Paul the tall grey

The co-worker from outer space

Artwork by Charlotte Rowbotham Artwork by Charlotte Rowbotham

Paul is a tall man. He’s in his late fifties, with a booming voice and large hands that he extends to you in greeting each time you see him. The word ‘mop’ gets used a lot to describe people’s hair, but for Paul there is no better word. His mop of bright white hair forms a cloud which sits high above you as he passionately chats about what’s on his mind.

Paul works in retail. I worked with him for five years, and I’d see him three or four times a month in the rare instances where our shifts overlapped. I was sure he had another job—or another form of income at least. We worked for a hardware store, with five different locations across the city, and were both used as casuals when a regular worker called in sick or a shop was understaffed.

Paul’s passion in conversation meant that if you got him started, he’d end up so deep that he would forget to deal with customers or whatever task he’d been assigned. Paul would take unscheduled tea breaks, and you could often find his cooling teacups dotted around the store. On more than one occasion, an unscheduled tea break would lead to an unscheduled cleaning break, as Paul’s large feet caught him out on the narrow staircase to the break room. Other times, Paul would take it upon himself to reorganise entire parts of the store, pondering how best to organise an aisle of light bulbs or toilet seats.

Paul’s defining feature was his devotion to aliens. Any conversation with Paul, should it last long enough, would divert towards this, his topic of choice. Paul was especially interested in Charles Hall, who had worked as a weather observer at Nellis Air Force Base, Nevada. Hall toured Australia in 2013, which included an appearance on Channel 7’s Sunrise. In an SMH article—which Paul had annotated and photocopied—Hall claimed that the area had been a secret base for an alien race for centuries. At all times, Paul lugged around a manila folder that contained a pile of these copies.

The “tall whites”, according to Hall, “have thin frail bodies, chalk white skin, large blue eyes, and nearly transparent platinum blonde hair.” He told Channel 7 that: “their eyes are about twice the size of ours and stretch noticeably further around the sides of their heads than human eyes.”

Paul is a tall white. It’s not clear for how long he’s been on Earth, or how he even got to Australia, but it’s clear that he is lost. At some stage, he was separated from his friends, stuck in the unimaginable reality of being millions of light-years from home, and unable to find his celestial companions. He’s settled into human life, and adopted the human form quite naturally, but some signs stand out: the occasions of clumsiness with his large feet, his deep booming agreeable nature.
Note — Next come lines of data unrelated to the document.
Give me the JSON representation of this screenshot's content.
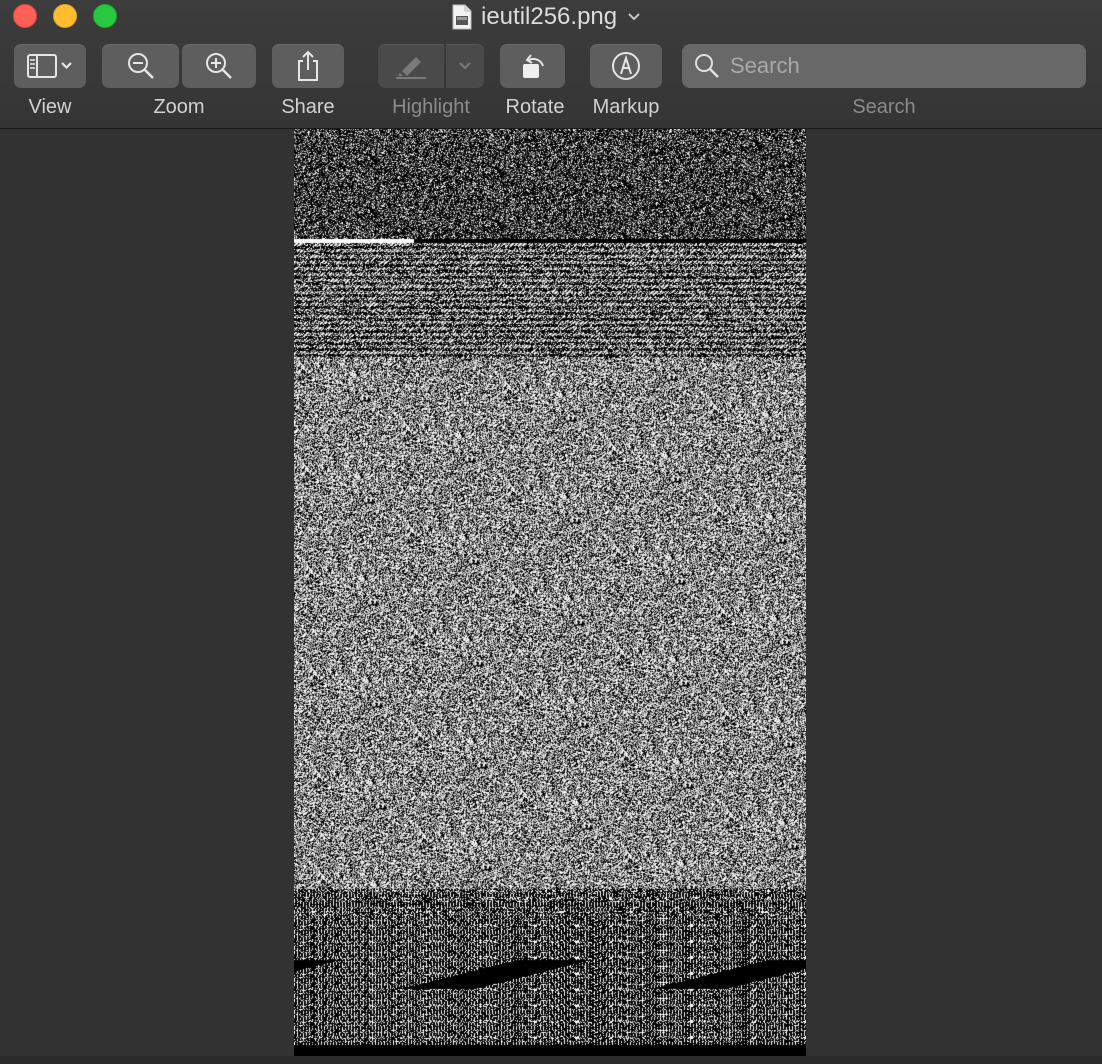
{
  "window": {
    "title": "ieutil256.png",
    "file_icon": "document-icon",
    "title_menu_icon": "chevron-down-icon"
  },
  "toolbar": {
    "view_label": "View",
    "zoom_label": "Zoom",
    "share_label": "Share",
    "highlight_label": "Highlight",
    "rotate_label": "Rotate",
    "markup_label": "Markup",
    "search_label": "Search",
    "search_placeholder": "Search"
  },
  "colors": {
    "close": "#fe5f57",
    "minimize": "#febc2e",
    "maximize": "#28c840",
    "toolbar_button": "#5e5e5e",
    "viewer_background": "#323232"
  }
}
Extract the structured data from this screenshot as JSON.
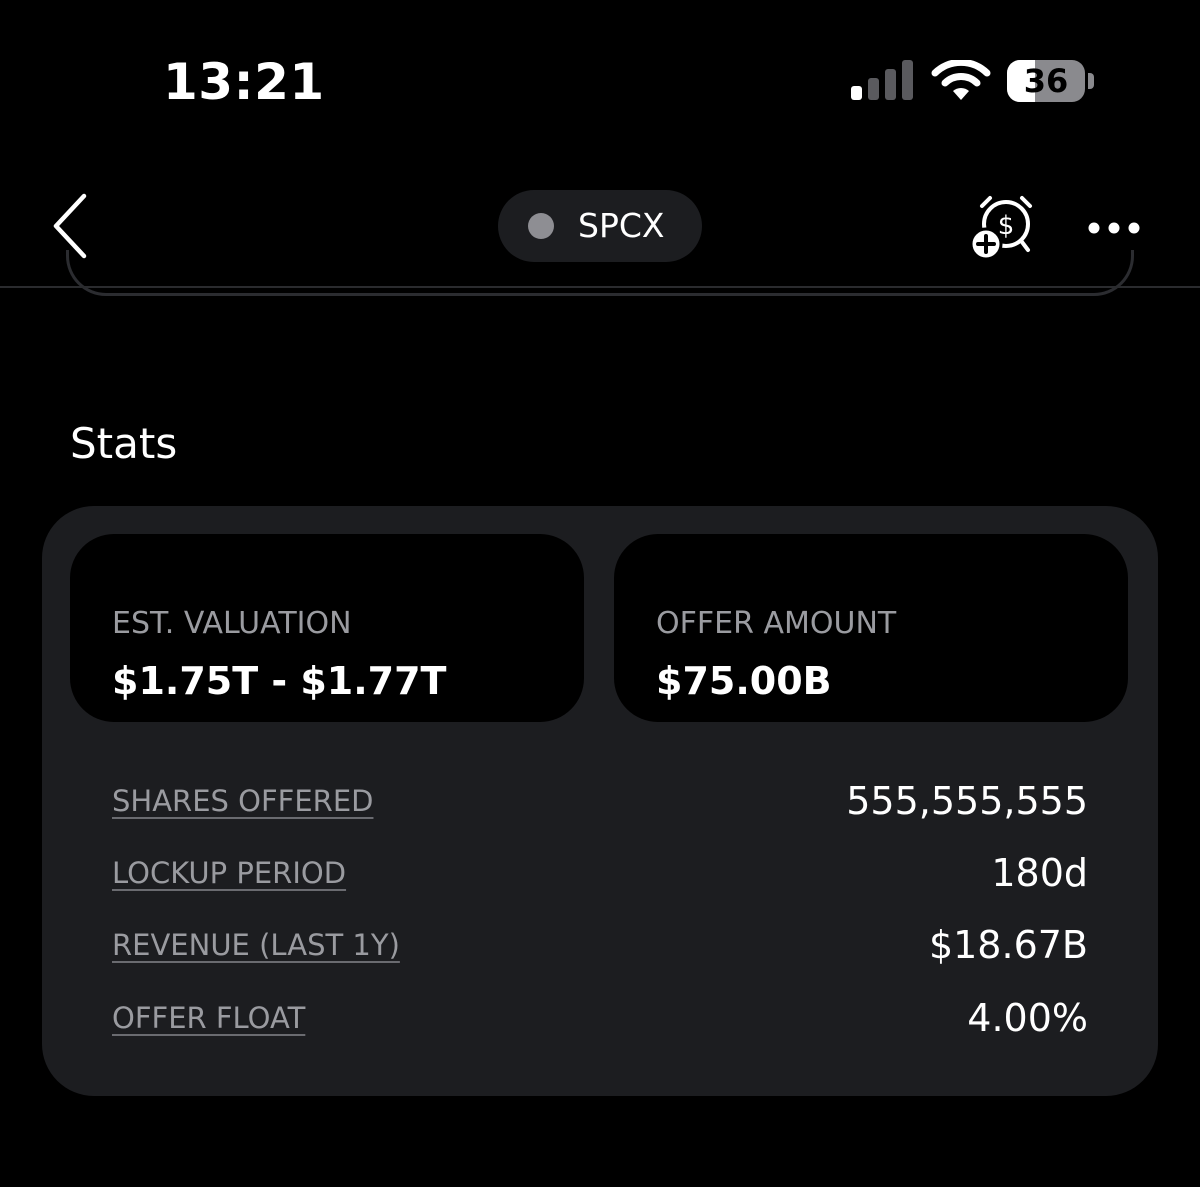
{
  "status_bar": {
    "time": "13:21",
    "battery_level": "36",
    "battery_fraction": 0.36
  },
  "nav": {
    "ticker": "SPCX"
  },
  "stats": {
    "title": "Stats",
    "tiles": [
      {
        "label": "EST. VALUATION",
        "value": "$1.75T - $1.77T"
      },
      {
        "label": "OFFER AMOUNT",
        "value": "$75.00B"
      }
    ],
    "rows": [
      {
        "label": "SHARES OFFERED",
        "value": "555,555,555"
      },
      {
        "label": "LOCKUP PERIOD",
        "value": "180d"
      },
      {
        "label": "REVENUE (LAST 1Y)",
        "value": "$18.67B"
      },
      {
        "label": "OFFER FLOAT",
        "value": "4.00%"
      }
    ]
  },
  "colors": {
    "background": "#000000",
    "card": "#1c1d20",
    "muted_text": "#9a9ba0",
    "text": "#ffffff"
  },
  "icons": [
    "back-chevron-icon",
    "price-alert-icon",
    "more-icon",
    "signal-icon",
    "wifi-icon",
    "battery-icon"
  ]
}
Paul’s interest in tall whites is not mere devotion. It’s an icebreaker, a conversation-starter, but, most-of-all, it’s a litmus test. If you were a tall white, and someone started talking to you about, well, yourself, surely your interest would be piqued? You’d want to learn more about this person, and how they know so much about you. And for Paul, this is his logic. He is searching for his friends, and hopes that his interest in the species attracts others, wanting to investigate the source of his curiosity. He leads a lonely life, a much longer one than any human could imagine, but he is confident.
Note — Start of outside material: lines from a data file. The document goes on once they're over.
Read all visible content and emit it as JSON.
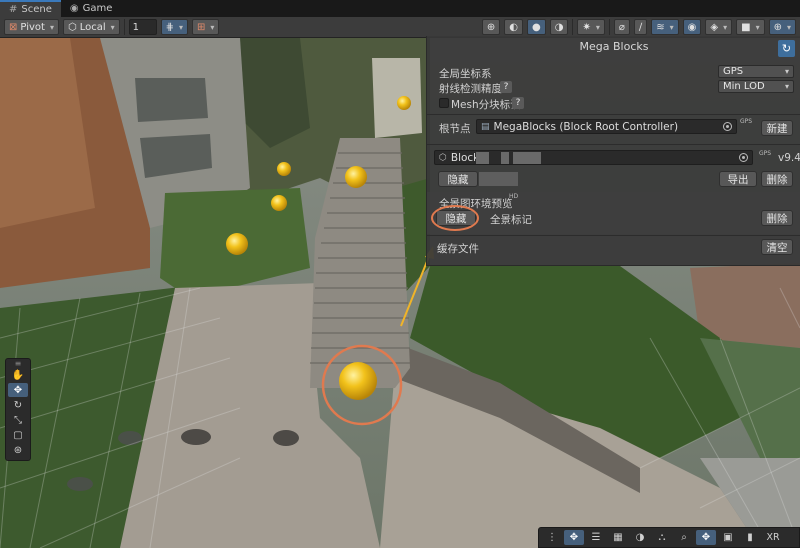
{
  "tabs": [
    {
      "label": "Scene",
      "icon": "hash-icon",
      "active": true
    },
    {
      "label": "Game",
      "icon": "gamepad-icon",
      "active": false
    }
  ],
  "toolbar": {
    "pivot_label": "Pivot",
    "local_label": "Local",
    "grid_value": "1"
  },
  "panel": {
    "title": "Mega Blocks",
    "global_coord_label": "全局坐标系",
    "global_coord_value": "GPS",
    "ray_precision_label": "射线检测精度",
    "ray_precision_value": "Min LOD",
    "help_glyph": "?",
    "mesh_mark_label": "Mesh分块标识",
    "root_node_label": "根节点",
    "root_node_value": "MegaBlocks (Block Root Controller)",
    "gps_tag": "GPS",
    "new_button": "新建",
    "block_name": "Block_",
    "version": "v9.4",
    "hide_button": "隐藏",
    "export_button": "导出",
    "delete_button": "删除",
    "preview_title": "全景图环境预览",
    "hd_tag": "HD",
    "preview_hide_button": "隐藏",
    "panorama_mark_label": "全景标记",
    "preview_delete_button": "删除",
    "cache_label": "缓存文件",
    "clear_button": "清空"
  },
  "bottom_toolbar": {
    "xr_label": "XR"
  },
  "colors": {
    "accent_blue": "#3a79bb",
    "annotation_orange": "#e07a4f",
    "annotation_arrow": "#f0b429",
    "marker_yellow": "#f2c21b"
  }
}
Paul is silently hopeful in his belief that with enough time, he’ll find another tall white like him. Maybe they’ll have a manila folder too.